Mobiles phones aren't the only things that are getting smart. Home appliances too.
On display at the Consumer Electronics Show (CES) here along with the latest smartphones and touchscreen tablet computers are ovens, dishwashers, washing machines, dryers, refrigerators and other products for the "connected" home.
South Korea's LG Electronics is displaying its "Thinq" home appliances which are connected to a home Wi-Fi network and can be controlled by a smartphone or a computer.
The camera embedded in the robot can also be used to keep an eye on the house while the owner is away.
Also from LG Electronics are refrigerators with touchscreen LCD displays that let users keep tabs on where items are located in the refrigerator and when they expire.
An owner can access the information while shopping via a smartphone and check whether they have enough milk or orange juice, for example.
In case of a problem such as a door left open, the LG refrigerator can send an alert to an owner's smartphone or computer.
Tom deSalvo, a spokesman for Kenmore, the appliance brand of retail titan Sears, said the company is researching the possibilities of being able to turn an oven or a clothes dryer on or off using a smartphone.
Safety questions have not made this a reality yet, he said, but as of next year, the temperature of a Kenmore oven, for example, can be regulated from a distance using a smartphone.
US home appliance giant General Electric is making its first appearance at CES to show off its home energy management solutions including "Nucleus," which gives consumers information about electricity consumption.
Nucleus, which is expected to be available later this year, works with smart meters, smart appliances, programmable thermostats and software applications to help homeowners monitor their usage and reduce their electricity bills.
Joseph McGuire, the president of the Association of Home Appliance Manufacturers, said US government energy standards -- and tax credits for energy efficient appliances -- were a big driver for innovation in the sector.
Ultimately, though, it's consumers who will decide, he said, with the ability to cut down on electricity bills a prime motivating factor.
It's not just the standard household items such as washers and dryers which are taking advantage of the latest technology, other products on display here are too.
Cedric Hutchings, co-founder of Withings, a French start-up showing off a baby monitor, a blood pressure monitor and other products at CES, said smart devices are opening up all kinds of new possibilities for the home.
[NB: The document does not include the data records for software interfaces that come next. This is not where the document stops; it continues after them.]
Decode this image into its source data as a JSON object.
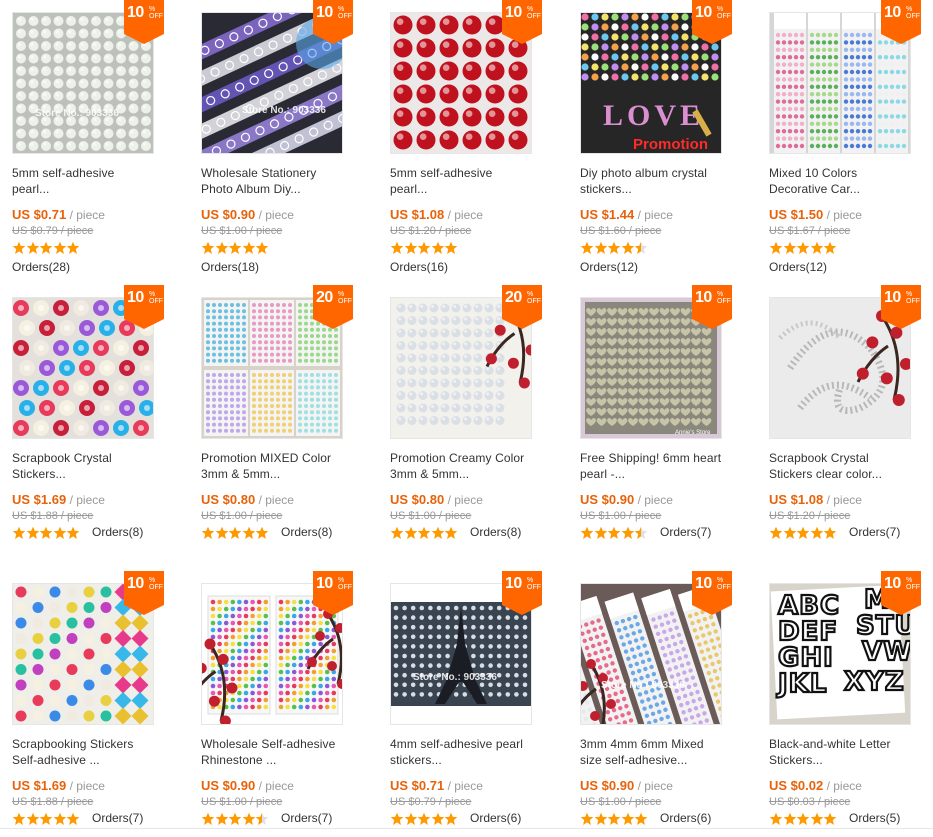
{
  "products": [
    {
      "discount": "10",
      "off_label": "OFF",
      "pct_label": "%",
      "title1": "5mm self-adhesive",
      "title2": "pearl...",
      "price_prefix": "US $",
      "price": "0.71",
      "unit": "/ piece",
      "orig": "US $0.79 / piece",
      "rating": 5,
      "orders": "Orders(28)",
      "orders_inline": false,
      "image": "pearl-grid-white",
      "watermark": "Store No.: 903336"
    },
    {
      "discount": "10",
      "off_label": "OFF",
      "pct_label": "%",
      "title1": "Wholesale Stationery",
      "title2": "Photo Album Diy...",
      "price_prefix": "US $",
      "price": "0.90",
      "unit": "/ piece",
      "orig": "US $1.00 / piece",
      "rating": 5,
      "orders": "Orders(18)",
      "orders_inline": false,
      "image": "lace-tape",
      "watermark": "Store No.: 903336"
    },
    {
      "discount": "10",
      "off_label": "OFF",
      "pct_label": "%",
      "title1": "5mm self-adhesive",
      "title2": "pearl...",
      "price_prefix": "US $",
      "price": "1.08",
      "unit": "/ piece",
      "orig": "US $1.20 / piece",
      "rating": 5,
      "orders": "Orders(16)",
      "orders_inline": false,
      "image": "pearl-grid-red",
      "watermark": ""
    },
    {
      "discount": "10",
      "off_label": "OFF",
      "pct_label": "%",
      "title1": "Diy photo album crystal",
      "title2": "stickers...",
      "price_prefix": "US $",
      "price": "1.44",
      "unit": "/ piece",
      "orig": "US $1.60 / piece",
      "rating": 4.5,
      "orders": "Orders(12)",
      "orders_inline": false,
      "image": "love-crystals",
      "love_text": "LOVE",
      "promo_text": "Promotion"
    },
    {
      "discount": "10",
      "off_label": "OFF",
      "pct_label": "%",
      "title1": "Mixed 10 Colors",
      "title2": "Decorative Car...",
      "price_prefix": "US $",
      "price": "1.50",
      "unit": "/ piece",
      "orig": "US $1.67 / piece",
      "rating": 5,
      "orders": "Orders(12)",
      "orders_inline": false,
      "image": "sheets-colors"
    },
    {
      "discount": "10",
      "off_label": "OFF",
      "pct_label": "%",
      "title1": "Scrapbook Crystal",
      "title2": "Stickers...",
      "price_prefix": "US $",
      "price": "1.69",
      "unit": "/ piece",
      "orig": "US $1.88 / piece",
      "rating": 5,
      "orders": "Orders(8)",
      "orders_inline": true,
      "image": "flowers-gems"
    },
    {
      "discount": "20",
      "off_label": "OFF",
      "pct_label": "%",
      "title1": "Promotion MIXED Color",
      "title2": "3mm & 5mm...",
      "price_prefix": "US $",
      "price": "0.80",
      "unit": "/ piece",
      "orig": "US $1.00 / piece",
      "rating": 5,
      "orders": "Orders(8)",
      "orders_inline": true,
      "image": "mixed-sheets"
    },
    {
      "discount": "20",
      "off_label": "OFF",
      "pct_label": "%",
      "title1": "Promotion Creamy Color",
      "title2": "3mm & 5mm...",
      "price_prefix": "US $",
      "price": "0.80",
      "unit": "/ piece",
      "orig": "US $1.00 / piece",
      "rating": 5,
      "orders": "Orders(8)",
      "orders_inline": true,
      "image": "cream-pearls"
    },
    {
      "discount": "10",
      "off_label": "OFF",
      "pct_label": "%",
      "title1": "Free Shipping! 6mm heart",
      "title2": "pearl -...",
      "price_prefix": "US $",
      "price": "0.90",
      "unit": "/ piece",
      "orig": "US $1.00 / piece",
      "rating": 4.5,
      "orders": "Orders(7)",
      "orders_inline": true,
      "image": "heart-pearls",
      "store_text": "Annie's Store"
    },
    {
      "discount": "10",
      "off_label": "OFF",
      "pct_label": "%",
      "title1": "Scrapbook Crystal",
      "title2": "Stickers clear color...",
      "price_prefix": "US $",
      "price": "1.08",
      "unit": "/ piece",
      "orig": "US $1.20 / piece",
      "rating": 5,
      "orders": "Orders(7)",
      "orders_inline": true,
      "image": "swirl-crystals"
    },
    {
      "discount": "10",
      "off_label": "OFF",
      "pct_label": "%",
      "title1": "Scrapbooking Stickers",
      "title2": "Self-adhesive ...",
      "price_prefix": "US $",
      "price": "1.69",
      "unit": "/ piece",
      "orig": "US $1.88 / piece",
      "rating": 5,
      "orders": "Orders(7)",
      "orders_inline": true,
      "image": "gems-columns"
    },
    {
      "discount": "10",
      "off_label": "OFF",
      "pct_label": "%",
      "title1": "Wholesale Self-adhesive",
      "title2": "Rhinestone ...",
      "price_prefix": "US $",
      "price": "0.90",
      "unit": "/ piece",
      "orig": "US $1.00 / piece",
      "rating": 4.5,
      "orders": "Orders(7)",
      "orders_inline": true,
      "image": "rhinestone-sheets"
    },
    {
      "discount": "10",
      "off_label": "OFF",
      "pct_label": "%",
      "title1": "4mm self-adhesive pearl",
      "title2": "stickers...",
      "price_prefix": "US $",
      "price": "0.71",
      "unit": "/ piece",
      "orig": "US $0.79 / piece",
      "rating": 5,
      "orders": "Orders(6)",
      "orders_inline": true,
      "image": "eiffel-pearls",
      "watermark": "Store No.: 903336"
    },
    {
      "discount": "10",
      "off_label": "OFF",
      "pct_label": "%",
      "title1": "3mm 4mm 6mm Mixed",
      "title2": "size self-adhesive...",
      "price_prefix": "US $",
      "price": "0.90",
      "unit": "/ piece",
      "orig": "US $1.00 / piece",
      "rating": 5,
      "orders": "Orders(6)",
      "orders_inline": true,
      "image": "strip-cards",
      "watermark": "Store No.: 903336"
    },
    {
      "discount": "10",
      "off_label": "OFF",
      "pct_label": "%",
      "title1": "Black-and-white Letter",
      "title2": "Stickers...",
      "price_prefix": "US $",
      "price": "0.02",
      "unit": "/ piece",
      "orig": "US $0.03 / piece",
      "rating": 5,
      "orders": "Orders(5)",
      "orders_inline": true,
      "image": "letters",
      "letters": "ABC MN DEF STU GHI VW JKL XYZ"
    }
  ],
  "colors": {
    "badge": "#ff6600",
    "price": "#e8620a",
    "star": "#ff9900"
  }
}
The Withings baby monitor features a camera equipped with night vision that can send pictures and audio to an iPhone or any other device with a connected screen.
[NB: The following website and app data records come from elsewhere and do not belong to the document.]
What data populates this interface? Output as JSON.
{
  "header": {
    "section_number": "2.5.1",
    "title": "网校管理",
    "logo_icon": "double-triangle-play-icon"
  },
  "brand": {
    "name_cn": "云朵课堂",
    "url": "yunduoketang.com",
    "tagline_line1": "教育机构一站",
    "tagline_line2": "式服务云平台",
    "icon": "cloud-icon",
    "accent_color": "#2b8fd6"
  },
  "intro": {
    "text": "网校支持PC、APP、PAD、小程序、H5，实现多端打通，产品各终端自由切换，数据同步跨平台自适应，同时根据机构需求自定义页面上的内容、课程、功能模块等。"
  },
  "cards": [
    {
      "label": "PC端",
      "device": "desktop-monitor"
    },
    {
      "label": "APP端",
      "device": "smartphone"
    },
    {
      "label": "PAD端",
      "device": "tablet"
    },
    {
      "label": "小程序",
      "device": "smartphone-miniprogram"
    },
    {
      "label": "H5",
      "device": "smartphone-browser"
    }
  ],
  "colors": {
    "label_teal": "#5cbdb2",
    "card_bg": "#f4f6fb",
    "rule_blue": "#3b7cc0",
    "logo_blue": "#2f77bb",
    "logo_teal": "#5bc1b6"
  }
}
A microphone allows parents to talk to the child from another room and they can set alarms to be awoken if a baby's sleep is disrupted.